▸ Exercise requirements: Your answer must be an exact copy of the entries below, with no pictures in it.

▸ Input material:

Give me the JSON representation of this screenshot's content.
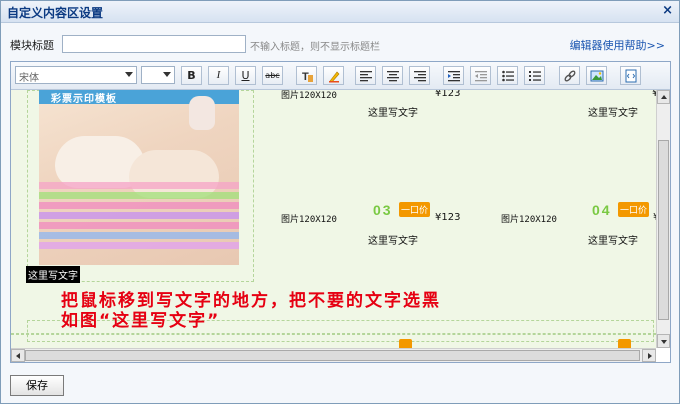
{
  "window": {
    "title": "自定义内容区设置",
    "close_glyph": "×"
  },
  "title_field": {
    "label": "模块标题",
    "value": "",
    "hint": "不输入标题，则不显示标题栏"
  },
  "help_link": "编辑器使用帮助>>",
  "toolbar": {
    "font_value": "宋体",
    "size_value": "",
    "buttons": [
      {
        "name": "bold",
        "glyph": "B"
      },
      {
        "name": "italic",
        "glyph": "I"
      },
      {
        "name": "underline",
        "glyph": "U"
      },
      {
        "name": "strikethrough",
        "glyph": "abc"
      }
    ]
  },
  "content": {
    "banner_text": "彩票示印模板",
    "row1": {
      "img_label": "图片120X120",
      "price": "¥123",
      "write_1": "这里写文字",
      "write_2": "这里写文字"
    },
    "row2": {
      "img_label_1": "图片120X120",
      "num_1": "03",
      "badge_1": "一口价",
      "price_1": "¥123",
      "img_label_2": "图片120X120",
      "num_2": "04",
      "badge_2": "一口价",
      "price_2": "¥",
      "write_1": "这里写文字",
      "write_2": "这里写文字"
    },
    "selected_text": "这里写文字",
    "instruction_1": "把鼠标移到写文字的地方，把不要的文字选黑",
    "instruction_2": "如图“这里写文字”"
  },
  "footer": {
    "save_label": "保存"
  },
  "colors": {
    "accent_green": "#7ac943",
    "badge_orange": "#f39800",
    "instruction_red": "#e60012"
  }
}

▸ Your response:
Give me the JSON representation of this screenshot's content.
{
  "window": {
    "title": "自定义内容区设置",
    "close_glyph": "×"
  },
  "title_field": {
    "label": "模块标题",
    "value": "",
    "hint": "不输入标题，则不显示标题栏"
  },
  "help_link": "编辑器使用帮助>>",
  "toolbar": {
    "font_value": "宋体",
    "size_value": "",
    "buttons": [
      {
        "name": "bold",
        "glyph": "B"
      },
      {
        "name": "italic",
        "glyph": "I"
      },
      {
        "name": "underline",
        "glyph": "U"
      },
      {
        "name": "strikethrough",
        "glyph": "abc"
      }
    ]
  },
  "content": {
    "banner_text": "彩票示印模板",
    "row1": {
      "img_label": "图片120X120",
      "price": "¥123",
      "write_1": "这里写文字",
      "write_2": "这里写文字"
    },
    "row2": {
      "img_label_1": "图片120X120",
      "num_1": "03",
      "badge_1": "一口价",
      "price_1": "¥123",
      "img_label_2": "图片120X120",
      "num_2": "04",
      "badge_2": "一口价",
      "price_2": "¥",
      "write_1": "这里写文字",
      "write_2": "这里写文字"
    },
    "selected_text": "这里写文字",
    "instruction_1": "把鼠标移到写文字的地方，把不要的文字选黑",
    "instruction_2": "如图“这里写文字”"
  },
  "footer": {
    "save_label": "保存"
  },
  "colors": {
    "accent_green": "#7ac943",
    "badge_orange": "#f39800",
    "instruction_red": "#e60012"
  }
}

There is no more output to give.